today was the first time this season that i planted a few things: about half a dozen lupines along with half a dozen mallow zebrina. 2 lupines went in the spot behind the garage, along with a few established lupines. i'm not sure if they can grow fast enough to flower this season, but at least i'll have them there for the future. while preparing the soil i noticed a few small self-sowed lupines. to enrich the soil, i added some manure before planting. i also planted 3 lilies bulbs my mother bought at some discount store. the bulbs weren't in great shape, but hopefully they'll sprout this season. to the snapdragon bed i planted a solitary mallow. the rest of my seedlings i interspersed them in the perennial plot on the western side of the house.

my mother came out briefly. she noticed that our next door neighbors have two large pink dogwood trees planted in their backyard. they were always there but i never noticed them before until now, as i never paid that much attention to flowering trees until these past few days. walking on the lawn, she saw what appeared to be a dead animal and told me to check it out. at first from a distance i thought it was a bird, but when i got closer it was the bloody bottom half of a small rabbit. if i had to guess, the sloppy handiwork of either a hawk or owl. i ended up flicking the remains into the bushes.

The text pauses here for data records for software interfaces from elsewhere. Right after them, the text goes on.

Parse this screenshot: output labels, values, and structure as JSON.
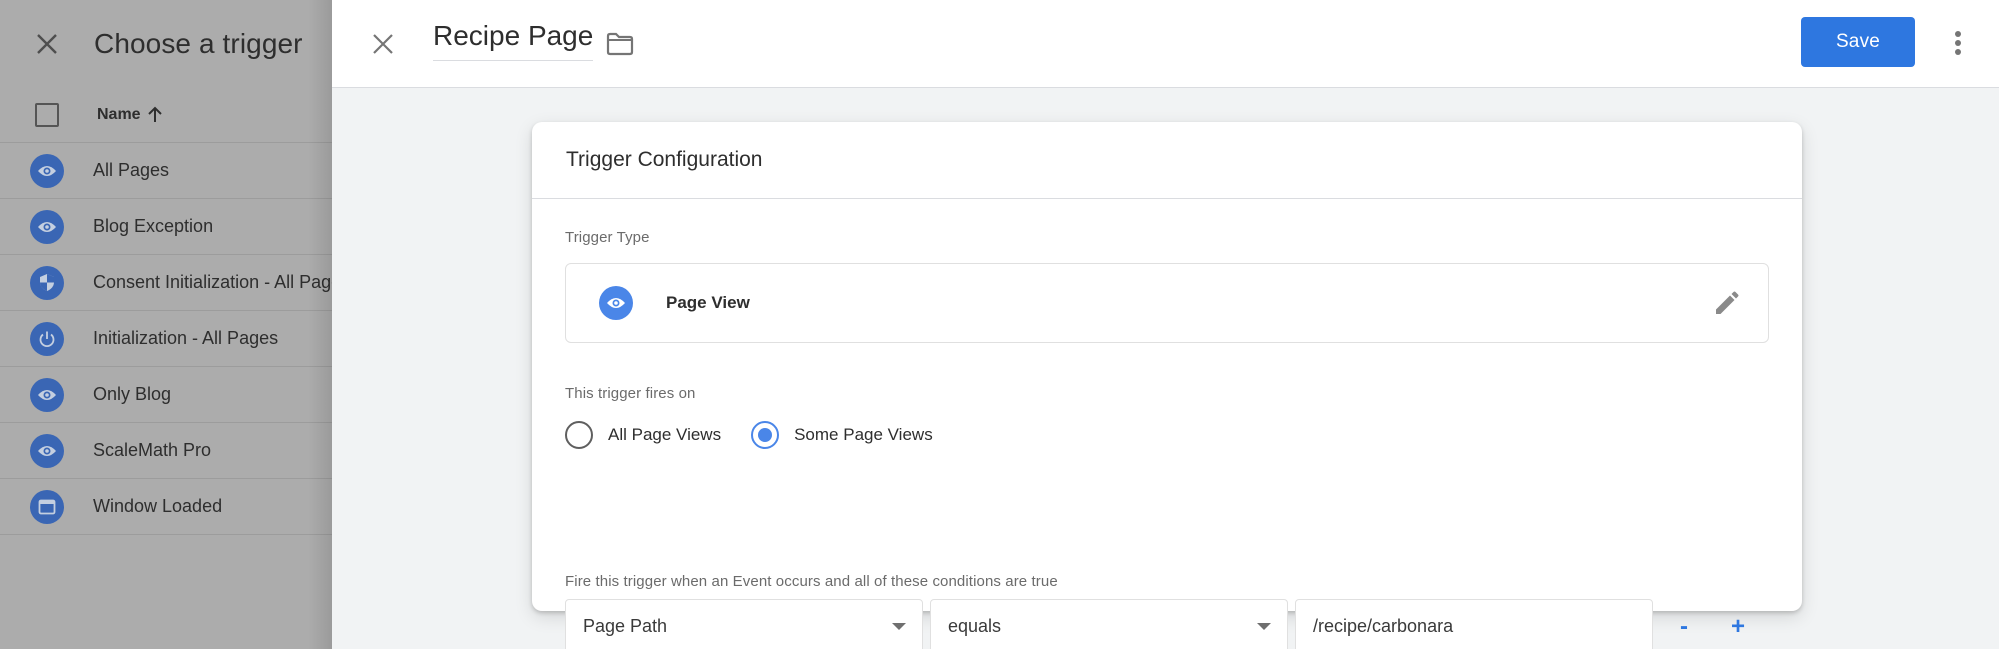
{
  "trigger_picker": {
    "title": "Choose a trigger",
    "column_header": "Name",
    "sort_direction_icon": "arrow-up-icon",
    "rows": [
      {
        "label": "All Pages",
        "icon": "eye-icon"
      },
      {
        "label": "Blog Exception",
        "icon": "eye-icon"
      },
      {
        "label": "Consent Initialization - All Pages",
        "icon": "shield-icon"
      },
      {
        "label": "Initialization - All Pages",
        "icon": "power-icon"
      },
      {
        "label": "Only Blog",
        "icon": "eye-icon"
      },
      {
        "label": "ScaleMath Pro",
        "icon": "eye-icon"
      },
      {
        "label": "Window Loaded",
        "icon": "window-icon"
      }
    ]
  },
  "header": {
    "trigger_name": "Recipe Page",
    "save_label": "Save"
  },
  "config": {
    "title": "Trigger Configuration",
    "trigger_type_label": "Trigger Type",
    "trigger_type_value": "Page View",
    "fires_on_label": "This trigger fires on",
    "fires_on_options": [
      {
        "label": "All Page Views",
        "checked": false
      },
      {
        "label": "Some Page Views",
        "checked": true
      }
    ],
    "conditions_label": "Fire this trigger when an Event occurs and all of these conditions are true",
    "condition": {
      "variable": "Page Path",
      "operator": "equals",
      "value": "/recipe/carbonara",
      "remove_label": "-",
      "add_label": "+"
    }
  },
  "colors": {
    "accent": "#2e77e0",
    "icon_blue": "#4a86e8",
    "overlay_icon_blue": "#3a66b4",
    "overlay_bg": "#acacac",
    "page_bg": "#f1f3f4"
  }
}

my father managed to figure out how to rig up the nest so it can still operate upstairs while the furnace in the basement is turned off. all he had to do was turn on the furnace power switch but disconnect the power that goes to the furnace itself. that way, electricity still goes to the 24v transformer, which powers the nest thermostat upstairs, but doesn't provide power for the furnace itself. it's a hack but one that alleviates us from either having to pull new thermostat lines (we currently only have 3, we need at least 4) to be powered by a separate 24v transformer (which ironically arrived today). later my father rewired the furnace with another power switch: now we have a main and a secondary that controls power for the furnace. main stays on throughout the year, but the furnace switch gets turned on in the winter to provide heating.

the 1200w panasonic microwave purchased from costco 2 days ago is simply too big for the cafe. so instead my parents will use it at home, to replace the hard-to-use microwave they currently have. the panasonic doesn't have one-button heating like some other microwaves (numbers punched still needs to hit start to begin), but it does have minute heating adjustments. a quick browse of the manual showed all sorts of fancy heating: timer, delayed, split temperature. there was even a child proof feature which i'd never seen before in a microwave.

after dinner i returned home. it was after 8pm, dark enough for me to see the solar-powered "night light" my father put on the side of the house to give the front of the garage a bit of illumination. i got back to cambridge close to 9pm, karen was home naturally. she came out to ask me if i thought her new plan to get to montreal was okay: instead of taking the greyhound directly to montreal, she'd take it just to burlington vermont, where her canadian friend would then drive down to pick her up. the difference (besides the additional time) is the cost: $17 just to go to burlington, but $70 to montreal. of course it means her friend has to drive 2 hours down to vermont, and then another 2 hours back. but i think her friend is enough of a willing cheapskate to make it a viable plan, and she also gets to come to the US, where certain items (like alcohol) is much cheaper than canada.